The 1.5-litre three cylinder diesel unit benefits from a particularly sophisticated emissions reductions system consisting of a passive oxidation catalyst, an AdBlue injector, an SCR catalyst and a Diesel Particulate Filter. For this test, we chose the 122PS version of this unit, which with manual transmission manages a WLTP-rated combined cycle fuel reading of up to 64.2mpg and 92g/km of NEDC-rated CO2 with either body style. Choose the 9-speed auto gearbox you can have with the diesel hatch variant and the figures fall quite a lot - right down to 56.5mpg and 109g/km. With the lower-powered 105PS version of this diesel, the straight fuel and emissions stats don't look that much different from those of the higher-powered unit - they're rated at up to 65.7mpg and 90g/km with either body style. More significant is the news that in all its forms, this 1.5-litre Turbo D powerplant is 'RDE2'-compliant, that jargon meaning that unlike most competitor diesels, it will meet all emissions regulations for the foreseeable future. As a result, also unlike most competitor units, it's not liable for the usual 4% BiK diesel surcharge that a company user would normally have to pay. It all adds up to a saving over the pre-facelifted model's old 1.6-litre CDTi engine that over a four year / 80,000 mile ownership period Vauxhall believes would add up to around £1,000. And over the same timeframe, the company reckons that running this diesel Astra could save you as much as £1,800 over the cost of operating a comparable 1.5 EcoBlue-engined diesel Ford Focus.

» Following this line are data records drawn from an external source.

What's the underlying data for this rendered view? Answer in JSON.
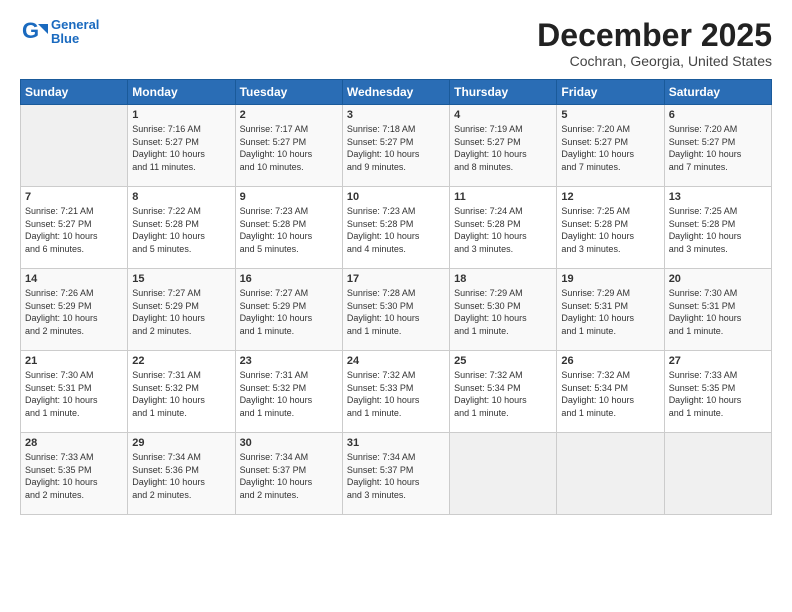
{
  "header": {
    "logo_line1": "General",
    "logo_line2": "Blue",
    "month": "December 2025",
    "location": "Cochran, Georgia, United States"
  },
  "days_of_week": [
    "Sunday",
    "Monday",
    "Tuesday",
    "Wednesday",
    "Thursday",
    "Friday",
    "Saturday"
  ],
  "weeks": [
    [
      {
        "day": "",
        "info": ""
      },
      {
        "day": "1",
        "info": "Sunrise: 7:16 AM\nSunset: 5:27 PM\nDaylight: 10 hours\nand 11 minutes."
      },
      {
        "day": "2",
        "info": "Sunrise: 7:17 AM\nSunset: 5:27 PM\nDaylight: 10 hours\nand 10 minutes."
      },
      {
        "day": "3",
        "info": "Sunrise: 7:18 AM\nSunset: 5:27 PM\nDaylight: 10 hours\nand 9 minutes."
      },
      {
        "day": "4",
        "info": "Sunrise: 7:19 AM\nSunset: 5:27 PM\nDaylight: 10 hours\nand 8 minutes."
      },
      {
        "day": "5",
        "info": "Sunrise: 7:20 AM\nSunset: 5:27 PM\nDaylight: 10 hours\nand 7 minutes."
      },
      {
        "day": "6",
        "info": "Sunrise: 7:20 AM\nSunset: 5:27 PM\nDaylight: 10 hours\nand 7 minutes."
      }
    ],
    [
      {
        "day": "7",
        "info": "Sunrise: 7:21 AM\nSunset: 5:27 PM\nDaylight: 10 hours\nand 6 minutes."
      },
      {
        "day": "8",
        "info": "Sunrise: 7:22 AM\nSunset: 5:28 PM\nDaylight: 10 hours\nand 5 minutes."
      },
      {
        "day": "9",
        "info": "Sunrise: 7:23 AM\nSunset: 5:28 PM\nDaylight: 10 hours\nand 5 minutes."
      },
      {
        "day": "10",
        "info": "Sunrise: 7:23 AM\nSunset: 5:28 PM\nDaylight: 10 hours\nand 4 minutes."
      },
      {
        "day": "11",
        "info": "Sunrise: 7:24 AM\nSunset: 5:28 PM\nDaylight: 10 hours\nand 3 minutes."
      },
      {
        "day": "12",
        "info": "Sunrise: 7:25 AM\nSunset: 5:28 PM\nDaylight: 10 hours\nand 3 minutes."
      },
      {
        "day": "13",
        "info": "Sunrise: 7:25 AM\nSunset: 5:28 PM\nDaylight: 10 hours\nand 3 minutes."
      }
    ],
    [
      {
        "day": "14",
        "info": "Sunrise: 7:26 AM\nSunset: 5:29 PM\nDaylight: 10 hours\nand 2 minutes."
      },
      {
        "day": "15",
        "info": "Sunrise: 7:27 AM\nSunset: 5:29 PM\nDaylight: 10 hours\nand 2 minutes."
      },
      {
        "day": "16",
        "info": "Sunrise: 7:27 AM\nSunset: 5:29 PM\nDaylight: 10 hours\nand 1 minute."
      },
      {
        "day": "17",
        "info": "Sunrise: 7:28 AM\nSunset: 5:30 PM\nDaylight: 10 hours\nand 1 minute."
      },
      {
        "day": "18",
        "info": "Sunrise: 7:29 AM\nSunset: 5:30 PM\nDaylight: 10 hours\nand 1 minute."
      },
      {
        "day": "19",
        "info": "Sunrise: 7:29 AM\nSunset: 5:31 PM\nDaylight: 10 hours\nand 1 minute."
      },
      {
        "day": "20",
        "info": "Sunrise: 7:30 AM\nSunset: 5:31 PM\nDaylight: 10 hours\nand 1 minute."
      }
    ],
    [
      {
        "day": "21",
        "info": "Sunrise: 7:30 AM\nSunset: 5:31 PM\nDaylight: 10 hours\nand 1 minute."
      },
      {
        "day": "22",
        "info": "Sunrise: 7:31 AM\nSunset: 5:32 PM\nDaylight: 10 hours\nand 1 minute."
      },
      {
        "day": "23",
        "info": "Sunrise: 7:31 AM\nSunset: 5:32 PM\nDaylight: 10 hours\nand 1 minute."
      },
      {
        "day": "24",
        "info": "Sunrise: 7:32 AM\nSunset: 5:33 PM\nDaylight: 10 hours\nand 1 minute."
      },
      {
        "day": "25",
        "info": "Sunrise: 7:32 AM\nSunset: 5:34 PM\nDaylight: 10 hours\nand 1 minute."
      },
      {
        "day": "26",
        "info": "Sunrise: 7:32 AM\nSunset: 5:34 PM\nDaylight: 10 hours\nand 1 minute."
      },
      {
        "day": "27",
        "info": "Sunrise: 7:33 AM\nSunset: 5:35 PM\nDaylight: 10 hours\nand 1 minute."
      }
    ],
    [
      {
        "day": "28",
        "info": "Sunrise: 7:33 AM\nSunset: 5:35 PM\nDaylight: 10 hours\nand 2 minutes."
      },
      {
        "day": "29",
        "info": "Sunrise: 7:34 AM\nSunset: 5:36 PM\nDaylight: 10 hours\nand 2 minutes."
      },
      {
        "day": "30",
        "info": "Sunrise: 7:34 AM\nSunset: 5:37 PM\nDaylight: 10 hours\nand 2 minutes."
      },
      {
        "day": "31",
        "info": "Sunrise: 7:34 AM\nSunset: 5:37 PM\nDaylight: 10 hours\nand 3 minutes."
      },
      {
        "day": "",
        "info": ""
      },
      {
        "day": "",
        "info": ""
      },
      {
        "day": "",
        "info": ""
      }
    ]
  ]
}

The Astra may these days be out-sold by family contenders that once wouldn't have approached it in terms of customer numbers - models like the Mercedes A-Class and the Kia Sportage. But it now has more than ever to offer the discerning buyer in this sector, especially in this Turbo D diesel guise. Best of all, this Astra remains - for the time being anyway - mainly British, with hatch and estate models built at Ellesmere Port near Liverpool to a quality at least as high as anything the Japanese brands can manage. That reason alone might be enough to give this car a place on your family hatchback shortlist. Fortunately for Vauxhall, there are also many others.